I can’t wish any bad luck on the guys ahead of me, which would be the only way I’d move up. 8th place is Bill Stalhuth, nearly three minutes down but he starts chucking out ill-conceived attacks that we have to answer right before we hit the base of the Sapillo climb. Things shatter here; I watch a large group ride off and pass some people looking pretty dead, including John Korioth, who’s fighting to get back to a podium spot. Stalhuth cracks also.
Kevin’s in the group ahead and I try to keep him in sight figuring we can work together if I can reach him.
I do, because as he said later: “The lights went out”.
Behind me Korioth, Stalhuth and two other riders have regrouped; as the climb flattens out they are reach me and we pick up a couple of stragglers.
Our chase rotation simplifies: John and the bigger guys drill it on the flats and downhills, I do the up stuff and the really technical downhills, then hang on by my teeth the rest of the time.

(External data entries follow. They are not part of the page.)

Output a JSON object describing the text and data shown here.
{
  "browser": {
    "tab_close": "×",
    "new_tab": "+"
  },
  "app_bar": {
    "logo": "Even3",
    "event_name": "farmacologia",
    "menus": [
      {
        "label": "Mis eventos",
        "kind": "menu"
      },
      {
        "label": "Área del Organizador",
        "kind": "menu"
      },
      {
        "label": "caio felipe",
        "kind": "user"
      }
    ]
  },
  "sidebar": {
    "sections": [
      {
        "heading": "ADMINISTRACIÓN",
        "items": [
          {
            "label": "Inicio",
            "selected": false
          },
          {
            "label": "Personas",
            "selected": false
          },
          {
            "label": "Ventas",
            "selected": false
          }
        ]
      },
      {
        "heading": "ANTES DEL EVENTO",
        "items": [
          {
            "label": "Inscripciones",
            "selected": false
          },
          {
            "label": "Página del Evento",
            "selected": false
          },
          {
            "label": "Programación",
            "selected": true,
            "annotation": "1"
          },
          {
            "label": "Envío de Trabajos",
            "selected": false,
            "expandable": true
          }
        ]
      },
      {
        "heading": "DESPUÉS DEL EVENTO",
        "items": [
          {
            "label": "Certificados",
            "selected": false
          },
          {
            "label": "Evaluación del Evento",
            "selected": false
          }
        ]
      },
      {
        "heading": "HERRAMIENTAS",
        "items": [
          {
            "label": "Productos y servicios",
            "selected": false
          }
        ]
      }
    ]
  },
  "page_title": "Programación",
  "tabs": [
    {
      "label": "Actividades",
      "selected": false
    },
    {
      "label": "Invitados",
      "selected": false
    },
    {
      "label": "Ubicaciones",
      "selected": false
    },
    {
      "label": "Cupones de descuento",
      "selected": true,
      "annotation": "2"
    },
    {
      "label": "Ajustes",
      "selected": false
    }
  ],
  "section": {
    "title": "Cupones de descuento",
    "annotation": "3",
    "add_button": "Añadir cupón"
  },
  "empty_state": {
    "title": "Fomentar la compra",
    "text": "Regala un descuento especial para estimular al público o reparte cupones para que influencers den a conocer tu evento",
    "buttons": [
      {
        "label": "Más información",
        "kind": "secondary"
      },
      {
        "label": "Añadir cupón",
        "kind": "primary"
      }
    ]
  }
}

At one point I see Stalhuth is in trouble and I hit it hard during one of the few moments I feel like the volume knob might be coming unstuck.
With a couple of miles to go we can see the front chase group, I ease off a bit knowing I’ve locked down my GC.
They’ve barricaded the last 200 uphill meters and people are lined three deep on both sides. I ride through a cacophony of cowbells and cheers across the finish line. The lizard stuck his poison fangs in, but I survived.
Carter won. Surprise surprise.
Kevin gutted it out and while he dropped to 16th on GC, a top 20 in this field is a big ride.
Oh, and remember that guy who went OTF 20 miles in? Captain Barbed Wire? We didn’t catch Phil until the top of the Sapillo, he hung with us all the way to the finishing hill.
I end up 7th on GC. Hardest race I’ve ever done, made harder by my vanishing form. Had my parents “gotten busy” two months earlier I would have taken 2nd in the 50+, so I guess I’ll have to give it a shot next year.
43 of 55 starters in our field finished the race.
Final GC Standings: http://www.tourofthegila.com/2009race/day5men40plusgc.html
Thanks to the Gila crew for putting on a great event, Lance for drawing the crowds, and SRAM for tossing in much needed funding.
Thanks to Phil, Tom, George, Frank, Kevin, and the Bicycle Heaven crew who were there with words of encouragement, logistic support, and vital race info. I got dozens of calls and text messages during the week from friends keeping my spirits up, which really helped to keep me going. And Karen was always on the other end of the phone reminding me that it’s only a bike race.
But what a bike race.